From the August 8 transcript:
Inner City Press: I want to ask, given… you said that there's some… advice was given to him about how to operate to comply with the rules. I wanted sort of… sort of throw in a new fact, which is that Doosan also does business and has large contracts with, for example, Saudi Arabia. So I'm wondering, can you provide a little more detail on what the safeguards are for… for a UN Special Adviser to be on the board of a for-profit corporation that deals not… not only does business with the UN but which does business with… with countries with… the Secretary-General himself had said, like, Saudi financial threats caused him to change policy essentially. So I'm wondering…
Deputy Spokesman: That's… those are two very separate issues.
ICP Question: So you say. I'm simply asking you, can you describe what the safeguards are?
Deputy Spokesman: Like I said, there are safeguards put in place. He brought this to the attention of the UN organization in 2015, last year, at a time, by the way, when Doosan did not have business dealings with the United Nations. Over that period, since then, guidelines have been prepared to make sure that there is no conflict of interest and that the organization's interests are protected. But, like I said, this is part of the way the process works in terms of dealing with officials, including those, like Mr. Han Seung-soo, who are on a when-actually-employed basis and are not full-time employees.
ICP Question: Okay. Is it possible to know what these guidelines are?
Deputy Spokesman: These are the details I've gotten. I just got them over the past hour.
After publishing these links, Inner City Press on August 4 asked Ban Ki-moon's deputy spokesman Farhan Haq about it, and about Jane Holl Lute for the second time -- this time, answered unlike the five days of questions about UN Security Inspector Matthew Sullivan being on an outside board of a corporation which has held events for, among other things, sneakers in the UN.
So does the UN only answer when it can say that Yes, Ban Ki-moon approved? On August 5, Inner City Press asked again, video here, UN transcript here:
Inner City Press: Yesterday I'd asked about Han Seung-soo and whether he's the Special Adviser.
Deputy Spokesman: Yes, yes, he remains Special Adviser. I've put in a request to the Ethics Office to see whether he's made any notifications of different business dealings. I believe he may have done some, but I'm trying to get it from the Ethics Office. Alas, at this time of summer, there are some offices that are… will be harder to get replies back from so I'll let you know once I have it.
Question: Sure. I guess I want to understand. There's a rule that says a person needs approval from the Secretary-General for outside. Does that apply here, or is it just a matter of saying that you're doing it?
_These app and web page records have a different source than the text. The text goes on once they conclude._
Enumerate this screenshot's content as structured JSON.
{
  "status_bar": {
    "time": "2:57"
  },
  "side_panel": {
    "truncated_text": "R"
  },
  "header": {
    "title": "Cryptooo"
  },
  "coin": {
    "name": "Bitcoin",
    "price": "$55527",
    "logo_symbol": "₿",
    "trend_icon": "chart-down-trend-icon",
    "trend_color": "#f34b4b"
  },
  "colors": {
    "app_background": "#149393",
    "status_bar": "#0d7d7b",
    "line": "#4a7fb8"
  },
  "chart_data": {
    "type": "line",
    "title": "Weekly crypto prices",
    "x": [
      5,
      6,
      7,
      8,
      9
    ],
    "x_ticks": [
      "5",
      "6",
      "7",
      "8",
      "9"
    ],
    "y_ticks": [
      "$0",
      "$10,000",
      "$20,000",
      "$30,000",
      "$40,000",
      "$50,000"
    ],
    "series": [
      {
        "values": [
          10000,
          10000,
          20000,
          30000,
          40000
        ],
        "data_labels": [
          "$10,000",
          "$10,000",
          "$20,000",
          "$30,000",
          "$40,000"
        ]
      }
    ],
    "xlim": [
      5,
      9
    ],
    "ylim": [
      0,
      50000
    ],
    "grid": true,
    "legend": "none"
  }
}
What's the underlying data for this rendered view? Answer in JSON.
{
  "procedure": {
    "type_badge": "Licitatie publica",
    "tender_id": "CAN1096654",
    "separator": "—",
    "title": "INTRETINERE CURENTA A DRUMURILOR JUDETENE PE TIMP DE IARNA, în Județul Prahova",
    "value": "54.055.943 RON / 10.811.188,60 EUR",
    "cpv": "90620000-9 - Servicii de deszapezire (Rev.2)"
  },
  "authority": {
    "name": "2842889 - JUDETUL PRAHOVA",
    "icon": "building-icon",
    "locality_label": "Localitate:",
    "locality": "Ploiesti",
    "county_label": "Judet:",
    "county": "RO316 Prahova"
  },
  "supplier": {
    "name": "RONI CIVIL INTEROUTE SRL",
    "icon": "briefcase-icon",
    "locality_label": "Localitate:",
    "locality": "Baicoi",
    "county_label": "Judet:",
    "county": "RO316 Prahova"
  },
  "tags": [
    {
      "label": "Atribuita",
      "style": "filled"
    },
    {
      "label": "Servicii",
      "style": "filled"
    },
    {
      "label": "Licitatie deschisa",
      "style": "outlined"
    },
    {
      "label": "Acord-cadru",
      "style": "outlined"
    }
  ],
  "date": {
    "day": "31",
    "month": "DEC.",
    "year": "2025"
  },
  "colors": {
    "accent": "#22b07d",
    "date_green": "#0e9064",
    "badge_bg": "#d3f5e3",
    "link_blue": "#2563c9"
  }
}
Deputy Spokesman: Well, first I need to check, again, whether the Ethics Office has had any notifications of any other activities.
Three days later, no answer from the UN - even as Doosan's Saudi business is exposed: Doosan, "a South Korea power equipment maker, said today that it signed a 1.1 trillion won ($1.2 billion) contract to build a power and desalination plant in Saudi Arabia." This is Ban Ki-moon's UN see new film here.